HOW TO COMPLETE THIS TASK :: Pull out each line of the records holding the string "sterowania".

-- ENTRIES SHOWN follows --

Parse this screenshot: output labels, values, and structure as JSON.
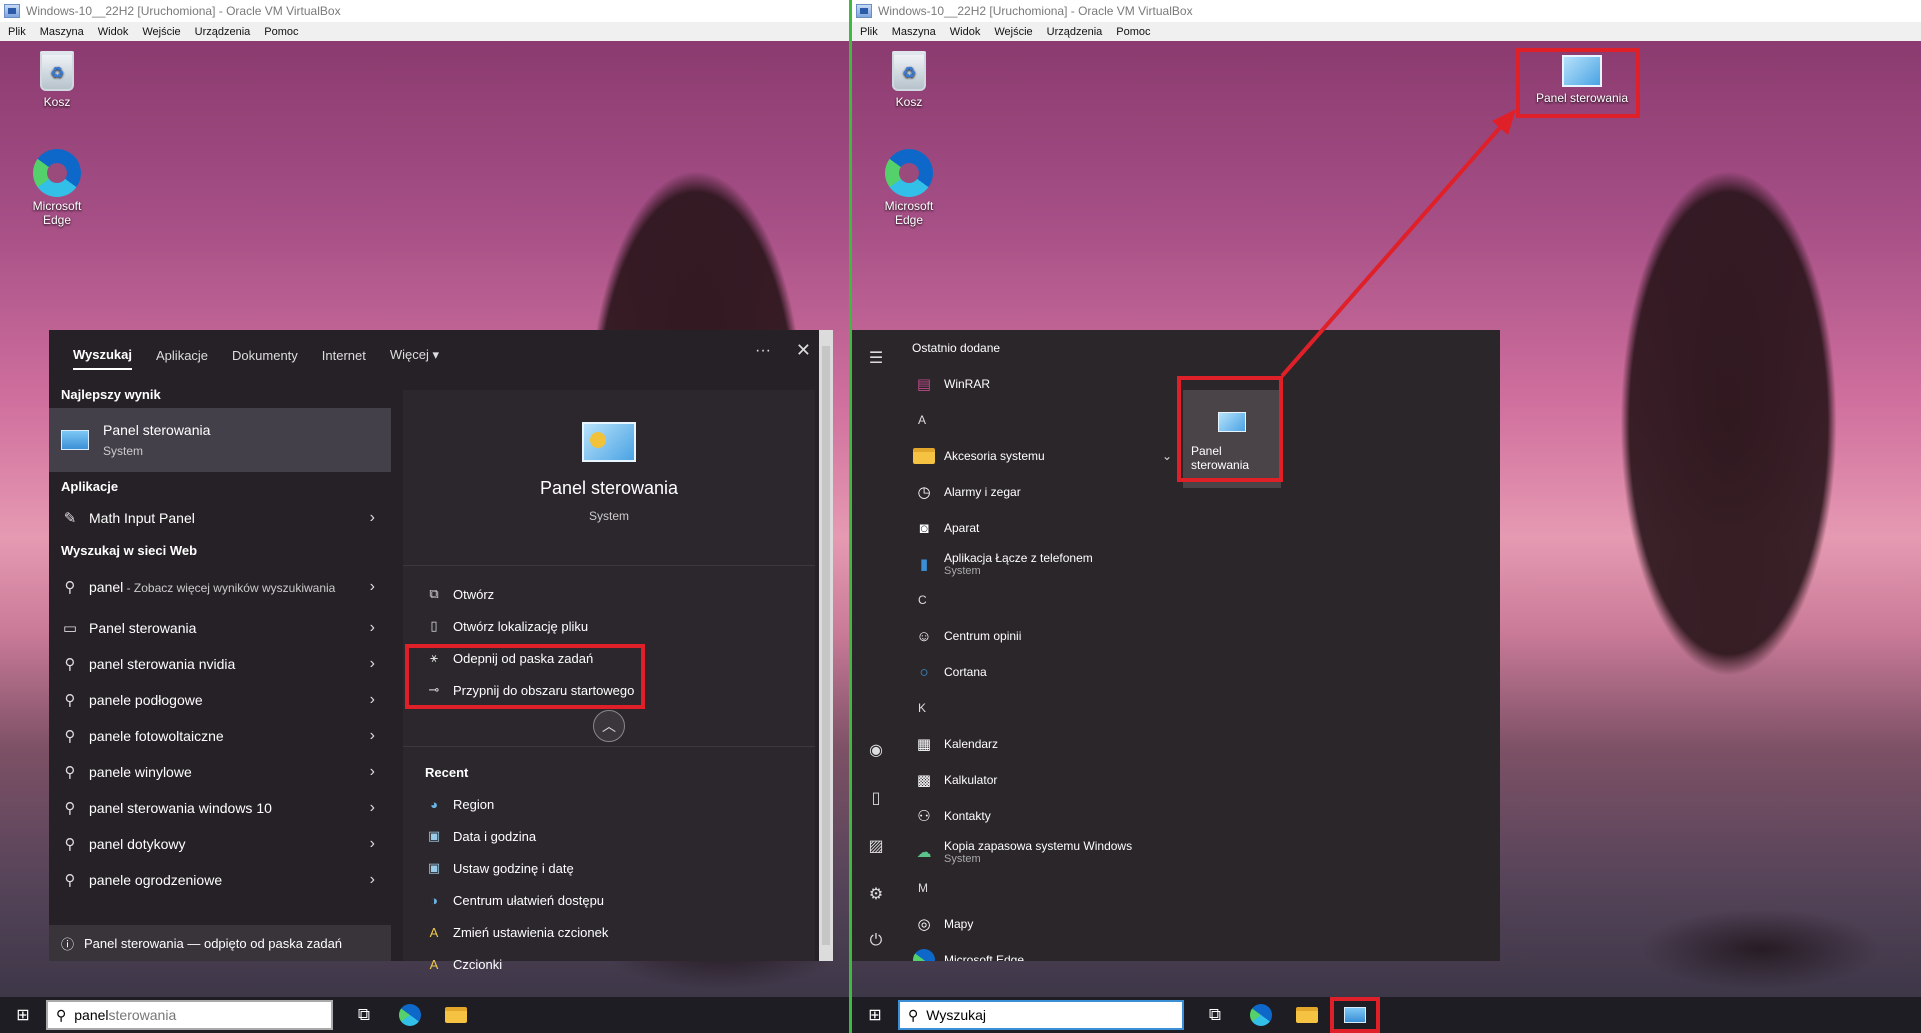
{
  "left": {
    "window_title": "Windows-10__22H2 [Uruchomiona] - Oracle VM VirtualBox",
    "menu": [
      "Plik",
      "Maszyna",
      "Widok",
      "Wejście",
      "Urządzenia",
      "Pomoc"
    ],
    "desktop_icons": [
      "Kosz",
      "Microsoft Edge"
    ],
    "tabs": [
      "Wyszukaj",
      "Aplikacje",
      "Dokumenty",
      "Internet",
      "Więcej"
    ],
    "tab_more_dots": "···",
    "best_result_heading": "Najlepszy wynik",
    "best_result": {
      "title": "Panel sterowania",
      "subtitle": "System"
    },
    "apps_heading": "Aplikacje",
    "apps": [
      "Math Input Panel"
    ],
    "web_heading": "Wyszukaj w sieci Web",
    "web_first": {
      "title": "panel",
      "hint": " - Zobacz więcej wyników wyszukiwania"
    },
    "web_items": [
      "Panel sterowania",
      "panel sterowania nvidia",
      "panele podłogowe",
      "panele fotowoltaiczne",
      "panele winylowe",
      "panel sterowania windows 10",
      "panel dotykowy",
      "panele ogrodzeniowe"
    ],
    "info": "Panel sterowania — odpięto od paska zadań",
    "preview": {
      "title": "Panel sterowania",
      "subtitle": "System"
    },
    "actions": [
      "Otwórz",
      "Otwórz lokalizację pliku",
      "Odepnij od paska zadań",
      "Przypnij do obszaru startowego"
    ],
    "recent_heading": "Recent",
    "recent": [
      "Region",
      "Data i godzina",
      "Ustaw godzinę i datę",
      "Centrum ułatwień dostępu",
      "Zmień ustawienia czcionek",
      "Czcionki"
    ],
    "search_value": "panel",
    "search_rest": " sterowania"
  },
  "right": {
    "window_title": "Windows-10__22H2 [Uruchomiona] - Oracle VM VirtualBox",
    "menu": [
      "Plik",
      "Maszyna",
      "Widok",
      "Wejście",
      "Urządzenia",
      "Pomoc"
    ],
    "desktop_icons": [
      "Kosz",
      "Microsoft Edge",
      "Panel sterowania"
    ],
    "recently_added": "Ostatnio dodane",
    "apps": [
      {
        "kind": "app",
        "label": "WinRAR",
        "icon": "winrar-icon"
      },
      {
        "kind": "letter",
        "label": "A"
      },
      {
        "kind": "app",
        "label": "Akcesoria systemu",
        "icon": "folder-icon",
        "expand": "⌄"
      },
      {
        "kind": "app",
        "label": "Alarmy i zegar",
        "icon": "clock-icon"
      },
      {
        "kind": "app",
        "label": "Aparat",
        "icon": "camera-icon"
      },
      {
        "kind": "app",
        "label": "Aplikacja Łącze z telefonem",
        "sub": "System",
        "icon": "phone-link-icon"
      },
      {
        "kind": "letter",
        "label": "C"
      },
      {
        "kind": "app",
        "label": "Centrum opinii",
        "icon": "feedback-icon"
      },
      {
        "kind": "app",
        "label": "Cortana",
        "icon": "cortana-icon"
      },
      {
        "kind": "letter",
        "label": "K"
      },
      {
        "kind": "app",
        "label": "Kalendarz",
        "icon": "calendar-icon"
      },
      {
        "kind": "app",
        "label": "Kalkulator",
        "icon": "calculator-icon"
      },
      {
        "kind": "app",
        "label": "Kontakty",
        "icon": "contacts-icon"
      },
      {
        "kind": "app",
        "label": "Kopia zapasowa systemu Windows",
        "sub": "System",
        "icon": "backup-icon"
      },
      {
        "kind": "letter",
        "label": "M"
      },
      {
        "kind": "app",
        "label": "Mapy",
        "icon": "maps-icon"
      },
      {
        "kind": "app",
        "label": "Microsoft Edge",
        "icon": "edge-icon"
      }
    ],
    "tile_label": "Panel sterowania",
    "search_placeholder": "Wyszukaj"
  },
  "colors": {
    "highlight_red": "#e02028",
    "divider_green": "#3fb93f",
    "panel_dark": "#252126"
  }
}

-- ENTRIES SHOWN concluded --

WRITTEN RESPONSE ::
      "title": "Panel sterowania",
      "Panel sterowania",
      "panel sterowania nvidia",
      "panel sterowania windows 10",
    "info": "Panel sterowania — odpięto od paska zadań",
      "title": "Panel sterowania",
    "search_rest": " sterowania"
      "Panel sterowania"
    "tile_label": "Panel sterowania",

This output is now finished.